September 8, 2002
Poets Help a City Find its Voice in Grief
After the towers fell, we needed poetry. We hungered for answers
no news broadcast could provide.
We also, each of us, had a story of that day‹the way we heard,
the people we knew, the ones we held close‹that we needed
to find a way to tell. For the poets, musicians, photographers,
the response was instinctive.
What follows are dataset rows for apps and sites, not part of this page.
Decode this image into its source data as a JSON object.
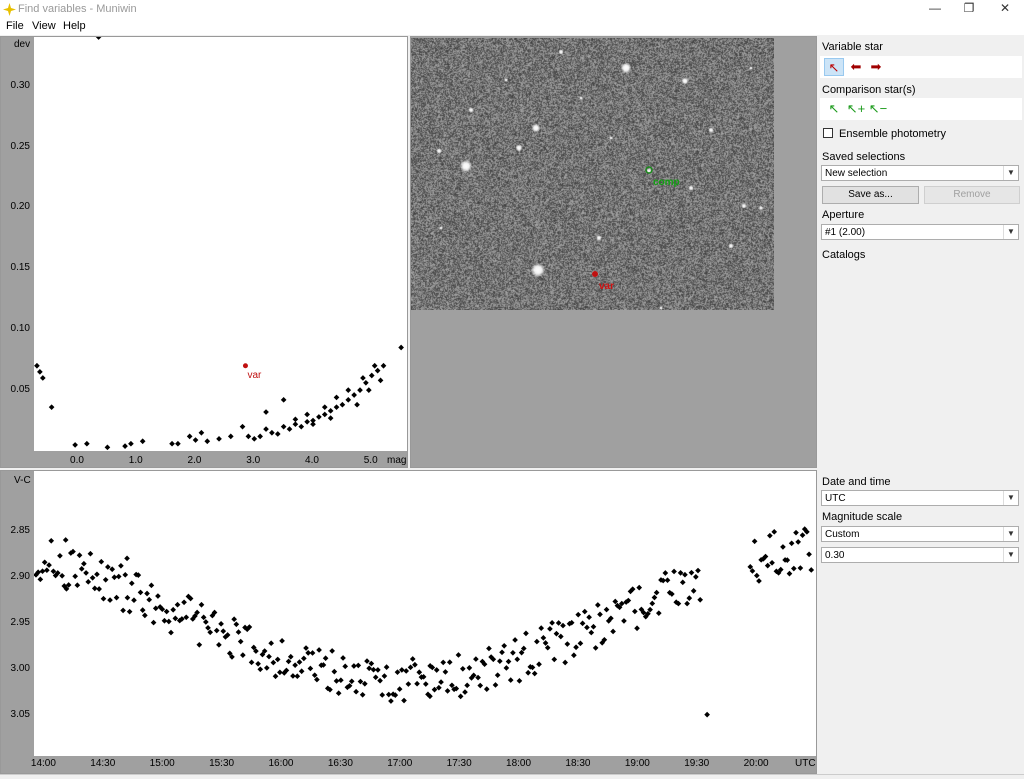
{
  "window": {
    "title": "Find variables - Muniwin",
    "minimize": "—",
    "maximize": "❐",
    "close": "✕"
  },
  "menu": {
    "file": "File",
    "view": "View",
    "help": "Help"
  },
  "top_plot": {
    "ylabel": "dev",
    "xlabel": "mag",
    "yticks": [
      "0.30",
      "0.25",
      "0.20",
      "0.15",
      "0.10",
      "0.05"
    ],
    "xticks": [
      "0.0",
      "1.0",
      "2.0",
      "3.0",
      "4.0",
      "5.0"
    ],
    "var_label": "var"
  },
  "image": {
    "comp_label": "comp",
    "var_label": "var"
  },
  "sidebar": {
    "variable_star": "Variable star",
    "comparison_stars": "Comparison star(s)",
    "ensemble": "Ensemble photometry",
    "saved_selections": "Saved selections",
    "selection_value": "New selection",
    "save_as": "Save as...",
    "remove": "Remove",
    "aperture": "Aperture",
    "aperture_value": "#1 (2.00)",
    "catalogs": "Catalogs",
    "date_time": "Date and time",
    "date_time_value": "UTC",
    "mag_scale": "Magnitude scale",
    "mag_scale_value": "Custom",
    "mag_range_value": "0.30"
  },
  "chart_data": [
    {
      "type": "scatter",
      "title": "",
      "xlabel": "mag",
      "ylabel": "dev",
      "xlim": [
        -0.75,
        5.6
      ],
      "ylim": [
        0.0,
        0.34
      ],
      "points": [
        [
          -0.7,
          0.07
        ],
        [
          -0.65,
          0.065
        ],
        [
          -0.6,
          0.06
        ],
        [
          -0.45,
          0.036
        ],
        [
          0.35,
          0.34
        ],
        [
          -0.05,
          0.005
        ],
        [
          0.15,
          0.006
        ],
        [
          0.5,
          0.003
        ],
        [
          0.8,
          0.004
        ],
        [
          0.9,
          0.006
        ],
        [
          1.1,
          0.008
        ],
        [
          1.6,
          0.006
        ],
        [
          1.7,
          0.006
        ],
        [
          1.9,
          0.012
        ],
        [
          2.1,
          0.015
        ],
        [
          2.2,
          0.008
        ],
        [
          2.4,
          0.01
        ],
        [
          2.6,
          0.012
        ],
        [
          2.8,
          0.02
        ],
        [
          3.0,
          0.01
        ],
        [
          3.1,
          0.012
        ],
        [
          3.2,
          0.018
        ],
        [
          3.3,
          0.015
        ],
        [
          3.4,
          0.014
        ],
        [
          3.5,
          0.02
        ],
        [
          3.6,
          0.018
        ],
        [
          3.7,
          0.022
        ],
        [
          3.8,
          0.02
        ],
        [
          3.9,
          0.024
        ],
        [
          4.0,
          0.025
        ],
        [
          4.1,
          0.028
        ],
        [
          4.2,
          0.03
        ],
        [
          4.3,
          0.033
        ],
        [
          4.4,
          0.036
        ],
        [
          4.5,
          0.038
        ],
        [
          4.6,
          0.042
        ],
        [
          4.7,
          0.046
        ],
        [
          4.8,
          0.05
        ],
        [
          4.9,
          0.056
        ],
        [
          5.0,
          0.062
        ],
        [
          5.1,
          0.066
        ],
        [
          5.2,
          0.07
        ],
        [
          5.5,
          0.085
        ],
        [
          3.5,
          0.042
        ],
        [
          3.2,
          0.032
        ],
        [
          4.6,
          0.05
        ],
        [
          4.85,
          0.06
        ],
        [
          5.05,
          0.07
        ],
        [
          4.4,
          0.044
        ],
        [
          4.2,
          0.036
        ],
        [
          3.9,
          0.03
        ],
        [
          3.7,
          0.026
        ],
        [
          2.0,
          0.009
        ],
        [
          2.9,
          0.012
        ],
        [
          4.0,
          0.022
        ],
        [
          4.3,
          0.027
        ],
        [
          4.75,
          0.038
        ],
        [
          4.95,
          0.05
        ],
        [
          5.15,
          0.058
        ]
      ],
      "highlight": {
        "x": 2.85,
        "y": 0.07,
        "label": "var"
      }
    },
    {
      "type": "scatter",
      "title": "",
      "xlabel": "UTC",
      "ylabel": "V-C",
      "xticks": [
        "14:00",
        "14:30",
        "15:00",
        "15:30",
        "16:00",
        "16:30",
        "17:00",
        "17:30",
        "18:00",
        "18:30",
        "19:00",
        "19:30",
        "20:00"
      ],
      "xlim": [
        835,
        1230
      ],
      "ylim": [
        3.095,
        2.785
      ],
      "generator": "sinusoid with noise: mean 2.94, amplitude 0.07, minimum near 17:00, maxima near 14:50 and 18:45",
      "points": []
    }
  ]
}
For those who felt they had no immediate
way to express their sense of the experience, the Boston Artists'
All Souls Project offered an entry point.
The Project grew out of a collaboration initiated by Clara and Bill
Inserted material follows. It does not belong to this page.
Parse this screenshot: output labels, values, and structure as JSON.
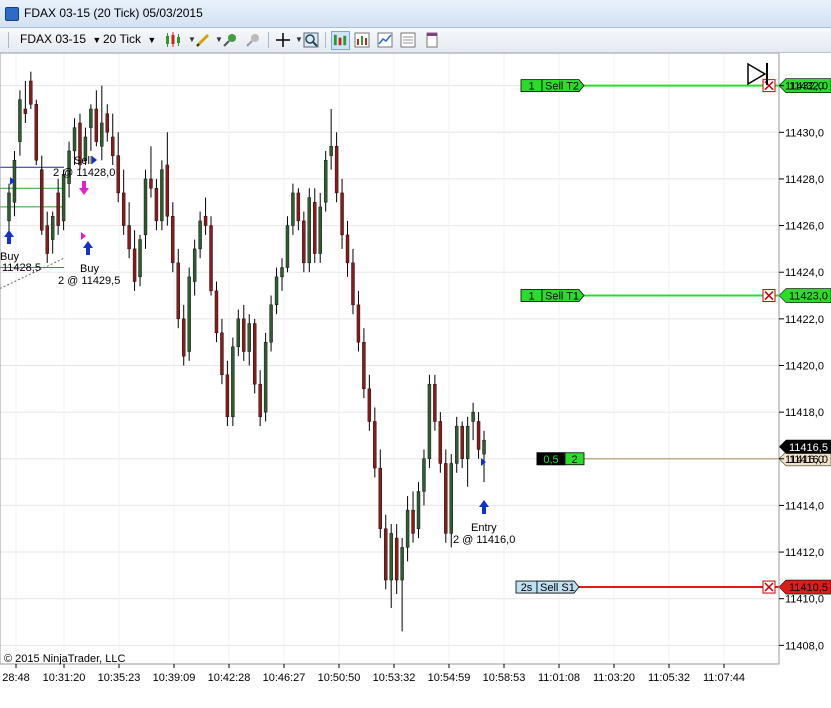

Wainwright, the founders of First Night, who recognized the need
for a communal response to September 11. A major piece of the Project
was a series of free writing workshops held in neighborhood branches
of the Boston Public Library, led by poet and writer volunteers
from the Massachusetts Cultural Council, and the writers' groups
PEN New England and the Writers' Room.
"People had an over-abundance of memories and feelings that
they were anxious to share," said Steven Ratiner, literary
coordinator of the All Souls Project, who understood the overwhelming
difficulty of writing about the event. In one of his own poems,
he wrote, numb and bewildered, of "...the old/ universe/world
where we once/ blindly made a home. Ashes."
Ratiner, who is the author of Giving Their Word: Conversations with
Contemporary Poets, has served as poet in residence in nearly 200
schools and is experienced in coaxing writing out of those who don't
think of themselves as writers.
"The hard part of this was to reflect on the experience in
a way that would lead to writing. It felt too big. I wanted to find
some narrow window that would create a small starting point for
someone who may not think they're carrying around an important part
of the story. I asked the people in my workshop to think about sound."
For one workshop participant, Mary Agnes Mullowney, that became
the starting point for a poem. She wrote, "There must have
been a sound/ a whoosh/ a sigh/ a rumble/...but we never heard it/
as we watched/ over and over on TV/ silent buildings, folding down
upon themselves/ as if made of/ silk."
On September 11, poet Barbara Helfgott Hyett was making an effort
to lead one of her regular poetry workshops while waiting for news
of her son, who was in one of the World Trade Center towers. He
ultimately emerged alive and she later wrote of "...the same
God my son is/ calling on now, as he/ trembles with the others/
in the shattering from/ which he will be spared." When Helfgott
Hyett heard about the All Souls Project, she knew she had to volunteer.
"I believe in poetry," she said. "It's definitely
my religion. I knew this would be important, a peace-making gesture."
The author of four books of poetry, Helfgott Hyett worked with a
co-leader, poet and teacher Sue Roberts, to compile a packet of
poems. Using those poems and brief free-write periods, the workshop
participants worked to make sense of a world at once normal and
"I was standing on the front steps,/ contemplating my face
in the storm door,/ worrying about my sparse white hair, "
Allen West wrote of the innocent moment just before hearing his
wife's "urgent voice/ calling from the top of the stairs"
and thinking that, perhaps, he had forgotten to close the latch.
And Laura Hawes remembered, "while I have been on my knees
trimming/ the yellow grasses.../ three jets have exploded/ into
three splendored blossoms, though/ the season is wrong and it is
For Stephanie Bresnahan, who once taught an ESL (English as a second
language) class on the 55th floor of Tower 1, the thought of people
standing helpless at those windows reminded her of how she had been
drawn, on her breaks, to the mesmerizing views. And she thought,
too, of one particular student, and wrote, "Before I left New
York,/ Amadeu took me to Windows on the World/ to thank me for teaching
him/ then disappeared into an elevator/ until today."
"In the workshops," said Barbara Helfgott Hyett, "some
of us were poets and some of us became poets."
A quote she often refers to, from Ernest Becker's book Denial of
Death, speaks to our instinctive need for art during times of crisis:
"The most that any one of us can seem to do is fashion something‹an
object or ourselves‹and drop it into the confusion, make an
offering of it, so to speak, to the life force."
City Type features the city's writers exploring their world. If
you have suggestions, contact Ellen Steinbaum at email@example.com.